Why did the District of Columbia ban plastic straws? Why did a local Virginia school district decide to do away with plastic straws in its cafeterias and why was a bill introduced in the Virginia General Assembly to place a tax on one-time use plastics? And why are a number of local retailers encouraging their customers to recycle their plastic bags? The answer is simple. We’re awash in one-time use plastics. It’s a local problem that’s become part of a global problem.
That said, just what does that global problem look like? Imagine you’ve been out at sea for days, and then, there it is, a swirling mass of millions if not billions of pieces of plastic, miles and miles across, all going around and around, slowly choking off all the marine life below it. It may well take your ship a day or more to clear it. That is, if all that plastic doesn’t foul your propellers. It’s not some sort of dystopian science fiction film. It's real. There are huge swirling masses of plastic in every one of the world’s oceans. Some have several. They’re so large they can be seen from space and are often marked on nautical charts.

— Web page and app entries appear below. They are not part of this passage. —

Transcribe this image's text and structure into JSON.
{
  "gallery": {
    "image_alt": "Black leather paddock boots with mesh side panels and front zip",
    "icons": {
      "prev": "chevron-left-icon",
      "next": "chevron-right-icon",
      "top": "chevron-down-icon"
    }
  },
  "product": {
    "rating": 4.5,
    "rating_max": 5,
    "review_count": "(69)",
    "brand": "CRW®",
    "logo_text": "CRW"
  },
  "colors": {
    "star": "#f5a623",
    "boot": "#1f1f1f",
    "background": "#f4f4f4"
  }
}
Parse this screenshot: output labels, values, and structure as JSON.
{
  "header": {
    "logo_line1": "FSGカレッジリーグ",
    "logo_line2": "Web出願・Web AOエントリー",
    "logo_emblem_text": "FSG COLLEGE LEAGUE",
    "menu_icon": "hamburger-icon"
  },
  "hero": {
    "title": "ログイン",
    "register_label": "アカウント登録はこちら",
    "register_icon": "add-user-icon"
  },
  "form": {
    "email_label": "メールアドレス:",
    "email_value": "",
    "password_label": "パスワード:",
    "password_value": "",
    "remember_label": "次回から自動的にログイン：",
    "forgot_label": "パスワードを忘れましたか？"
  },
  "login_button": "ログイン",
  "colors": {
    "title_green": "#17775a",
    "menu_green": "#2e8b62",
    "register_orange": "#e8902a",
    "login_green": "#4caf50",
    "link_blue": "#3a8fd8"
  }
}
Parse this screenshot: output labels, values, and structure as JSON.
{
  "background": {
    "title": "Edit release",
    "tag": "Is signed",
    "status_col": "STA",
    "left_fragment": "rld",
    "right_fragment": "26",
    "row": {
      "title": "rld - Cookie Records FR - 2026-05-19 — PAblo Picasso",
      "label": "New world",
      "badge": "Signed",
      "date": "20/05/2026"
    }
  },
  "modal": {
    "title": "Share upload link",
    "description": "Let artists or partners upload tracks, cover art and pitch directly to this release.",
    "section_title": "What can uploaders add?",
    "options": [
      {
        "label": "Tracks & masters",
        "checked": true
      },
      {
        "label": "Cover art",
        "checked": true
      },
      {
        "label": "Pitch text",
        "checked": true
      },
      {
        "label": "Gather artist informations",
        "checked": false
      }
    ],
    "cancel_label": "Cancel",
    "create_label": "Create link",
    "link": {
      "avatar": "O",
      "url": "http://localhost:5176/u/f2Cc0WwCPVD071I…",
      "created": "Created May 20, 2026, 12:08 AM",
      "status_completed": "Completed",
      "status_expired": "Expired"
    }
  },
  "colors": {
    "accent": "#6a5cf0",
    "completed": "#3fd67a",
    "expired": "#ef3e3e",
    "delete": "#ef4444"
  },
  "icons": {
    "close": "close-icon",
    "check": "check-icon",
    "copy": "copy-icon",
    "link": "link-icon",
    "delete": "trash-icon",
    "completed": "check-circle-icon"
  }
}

How did it all get there? That’s the amazing part. In a sort of plastic garbage archeology scientists have tried to identify the oldest pieces of plastic in these garbage swirls. Not surprisingly, the 1970s seem to be the starting point. That’s the era when we started shifting from glass bottles to plastic ones, from paper bags to plastic, and when we decided paper straws were no longer adequate. Plastic straws and cups would rule from now on.
But, back to that question of how they got there. Most of this mass of plastic garbage began its long journey rather innocuously. Often in our own backyards. Plastic cups, straws and toys all left here and there — in parks, parking lots and in improperly secured trash cans. The waste made its way to local creeks and streams and then almost miraculously, through an amazing and agonizingly slow journey, washed out to sea. Who knows, maybe that fast food cup you don’t remember leaving behind at a rest stop on Interstate 95 back in 2010 is now thousands of miles out at sea taking its place in the North Atlantic garbage patch. Not a particularly encouraging thought is it?
Also, improperly secured loads on that vast caravan of disposal trucks and train cars that takes our trash to landfills helped start a lot of this plastic garbage on its way to the world’s great oceans. The list of ways plastic ends up in the oceans is a long one. For instance, there have been hundreds of freighters bound to the U.S. from Asia that have lost uncountable numbers of cargo containers at sea. Most contained plastics. They often break open and the garbage patches grow even bigger.
So, what about recycling? Sadly, the economics of plastic recycling are terrible. New plastic is cheap, it can be made into any form or shape for very little, while recycling is expensive. What’s more, because of the limitations on recycling technology the recycled plastic that can be recycled has only limited uses. A scant 7% of America’s waste plastic is recycled.
That sounds like a big intractable problem. But, is it really? There are some alternatives. One, in the short term, is to ban some one-time plastic products or, through taxes, make them too expensive to use in large quantities. Take plastic straws for example. It’s been calculated that over a lifetime the average adult will use 30,000 plastic straws. That’s a lot of plastic. Whatever happened to paper straws? But there are some people taking action. The District of Columbia for example has outlawed plastic straws in favor of paper. Even one of our area school systems did the same.
A bill introduced this year in the General Assembly, H.R. 1519 would have taxed one-time use plastic. It didn’t make it — there are a lot of vested interests that don’t want to deal with this problem, but if a bill like this were to pass it might make one-time use plastic products expensive enough to force vendors to look for alternatives.
There are some other remedies out there. The Japanese are looking into an enzyme they discovered that eats plastic. That could be promising. While several companies and governments are looking at technologies to physically clean up the garbage patches. This might be doable, but where exactly do you put a billion pieces of plastic refuse?
My solution, small and pitiful as it is, is to favor paper straws at home, carry reusable shopping bags to the grocery store, and to keep encouraging our local and state governments to do their bit in limiting the amount of one-time use plastic we consume.
David Kerr is an adjunct professor of political science at VCU and has worked on Capitol Hill and for various federal agencies for many years.